◆ **What you will do**:
Whenever "comprend" occurs in a line of the material, list that line.

◆ **Data shown**:
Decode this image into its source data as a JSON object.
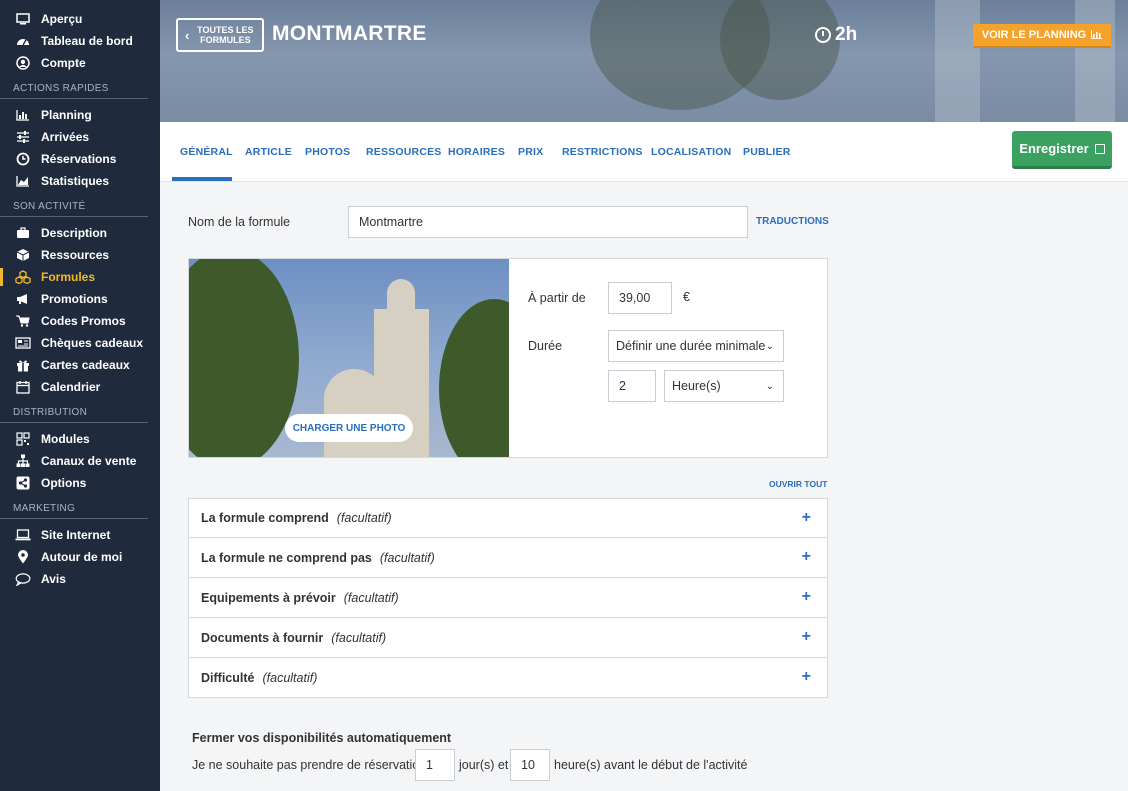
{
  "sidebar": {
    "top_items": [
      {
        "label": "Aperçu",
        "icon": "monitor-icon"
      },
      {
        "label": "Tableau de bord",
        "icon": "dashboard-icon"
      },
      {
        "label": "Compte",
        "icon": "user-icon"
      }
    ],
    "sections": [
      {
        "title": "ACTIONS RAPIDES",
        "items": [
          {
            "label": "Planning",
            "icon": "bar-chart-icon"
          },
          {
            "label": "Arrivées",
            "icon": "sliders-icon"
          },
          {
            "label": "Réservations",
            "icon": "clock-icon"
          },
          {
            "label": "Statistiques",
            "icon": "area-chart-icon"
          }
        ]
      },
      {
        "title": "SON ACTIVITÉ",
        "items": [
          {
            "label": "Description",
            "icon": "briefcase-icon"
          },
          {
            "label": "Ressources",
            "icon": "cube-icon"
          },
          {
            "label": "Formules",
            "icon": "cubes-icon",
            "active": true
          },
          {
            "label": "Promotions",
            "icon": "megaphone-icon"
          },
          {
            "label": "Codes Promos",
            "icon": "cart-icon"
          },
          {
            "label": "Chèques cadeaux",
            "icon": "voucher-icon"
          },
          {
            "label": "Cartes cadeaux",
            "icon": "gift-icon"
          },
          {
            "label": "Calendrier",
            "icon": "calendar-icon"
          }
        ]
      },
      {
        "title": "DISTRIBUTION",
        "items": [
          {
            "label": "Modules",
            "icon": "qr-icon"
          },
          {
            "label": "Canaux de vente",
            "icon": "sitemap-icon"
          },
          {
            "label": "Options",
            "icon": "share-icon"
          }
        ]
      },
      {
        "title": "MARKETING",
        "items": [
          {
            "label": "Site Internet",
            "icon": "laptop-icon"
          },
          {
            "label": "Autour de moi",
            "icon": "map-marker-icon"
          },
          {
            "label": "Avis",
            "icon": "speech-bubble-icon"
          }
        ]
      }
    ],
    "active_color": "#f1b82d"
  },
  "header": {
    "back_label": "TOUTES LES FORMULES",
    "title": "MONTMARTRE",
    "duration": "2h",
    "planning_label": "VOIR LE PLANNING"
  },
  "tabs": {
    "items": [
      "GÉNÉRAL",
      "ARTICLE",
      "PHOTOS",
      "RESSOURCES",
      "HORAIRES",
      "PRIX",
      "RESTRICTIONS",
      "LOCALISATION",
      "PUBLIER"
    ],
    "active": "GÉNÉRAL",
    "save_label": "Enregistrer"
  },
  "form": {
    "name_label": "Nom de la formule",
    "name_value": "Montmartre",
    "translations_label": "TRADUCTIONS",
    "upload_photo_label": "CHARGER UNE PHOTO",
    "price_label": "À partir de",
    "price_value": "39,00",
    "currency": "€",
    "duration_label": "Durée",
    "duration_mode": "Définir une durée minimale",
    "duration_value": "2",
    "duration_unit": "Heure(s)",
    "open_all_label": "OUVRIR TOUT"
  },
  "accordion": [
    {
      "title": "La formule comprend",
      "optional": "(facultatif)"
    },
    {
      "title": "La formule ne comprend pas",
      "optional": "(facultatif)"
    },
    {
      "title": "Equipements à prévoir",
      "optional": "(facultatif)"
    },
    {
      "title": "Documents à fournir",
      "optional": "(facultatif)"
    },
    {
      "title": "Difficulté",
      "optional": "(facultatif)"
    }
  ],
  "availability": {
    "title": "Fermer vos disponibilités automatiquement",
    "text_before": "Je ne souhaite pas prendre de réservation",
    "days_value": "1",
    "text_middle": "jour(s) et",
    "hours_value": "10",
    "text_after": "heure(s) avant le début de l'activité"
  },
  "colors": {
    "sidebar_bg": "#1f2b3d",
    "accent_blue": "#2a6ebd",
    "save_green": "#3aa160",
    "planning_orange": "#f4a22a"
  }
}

◆ **Reply to the exercise**:
      "title": "La formule comprend",
      "title": "La formule ne comprend pas",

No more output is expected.